> _Work required_
Anywhere the string "icon" shows up in the listing below, copy the line it is in.

── The input ──

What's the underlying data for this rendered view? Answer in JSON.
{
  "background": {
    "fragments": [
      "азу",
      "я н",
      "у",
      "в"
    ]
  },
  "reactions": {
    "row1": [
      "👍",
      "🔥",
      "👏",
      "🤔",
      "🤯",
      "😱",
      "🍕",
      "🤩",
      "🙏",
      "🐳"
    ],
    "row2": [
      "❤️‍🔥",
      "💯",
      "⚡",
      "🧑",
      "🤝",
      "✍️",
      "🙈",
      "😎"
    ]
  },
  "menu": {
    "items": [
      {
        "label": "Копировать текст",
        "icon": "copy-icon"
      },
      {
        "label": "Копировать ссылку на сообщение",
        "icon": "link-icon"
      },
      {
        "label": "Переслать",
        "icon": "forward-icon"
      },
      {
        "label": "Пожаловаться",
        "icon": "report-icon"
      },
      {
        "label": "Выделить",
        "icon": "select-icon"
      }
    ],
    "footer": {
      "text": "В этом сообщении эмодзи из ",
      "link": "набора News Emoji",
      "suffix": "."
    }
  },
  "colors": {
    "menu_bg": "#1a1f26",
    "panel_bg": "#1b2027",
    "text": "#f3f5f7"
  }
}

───
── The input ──

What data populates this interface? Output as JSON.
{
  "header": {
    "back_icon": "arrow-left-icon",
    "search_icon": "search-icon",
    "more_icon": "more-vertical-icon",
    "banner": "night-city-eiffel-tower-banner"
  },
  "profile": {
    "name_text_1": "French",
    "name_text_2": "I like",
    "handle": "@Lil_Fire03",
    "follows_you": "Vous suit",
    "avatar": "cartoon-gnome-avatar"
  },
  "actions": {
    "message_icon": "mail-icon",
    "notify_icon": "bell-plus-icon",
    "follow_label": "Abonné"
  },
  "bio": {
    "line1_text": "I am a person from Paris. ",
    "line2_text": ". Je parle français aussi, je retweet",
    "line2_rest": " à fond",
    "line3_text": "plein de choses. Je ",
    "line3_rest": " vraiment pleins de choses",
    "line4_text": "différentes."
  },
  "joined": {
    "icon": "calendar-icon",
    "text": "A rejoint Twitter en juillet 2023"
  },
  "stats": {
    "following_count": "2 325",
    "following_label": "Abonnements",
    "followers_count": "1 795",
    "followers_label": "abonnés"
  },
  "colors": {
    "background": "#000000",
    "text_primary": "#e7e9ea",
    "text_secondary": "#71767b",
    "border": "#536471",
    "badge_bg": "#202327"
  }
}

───

> _Output below_
        "icon": "copy-icon"
        "icon": "link-icon"
        "icon": "forward-icon"
        "icon": "report-icon"
        "icon": "select-icon"
    "back_icon": "arrow-left-icon",
    "search_icon": "search-icon",
    "more_icon": "more-vertical-icon",
    "message_icon": "mail-icon",
    "notify_icon": "bell-plus-icon",
    "icon": "calendar-icon",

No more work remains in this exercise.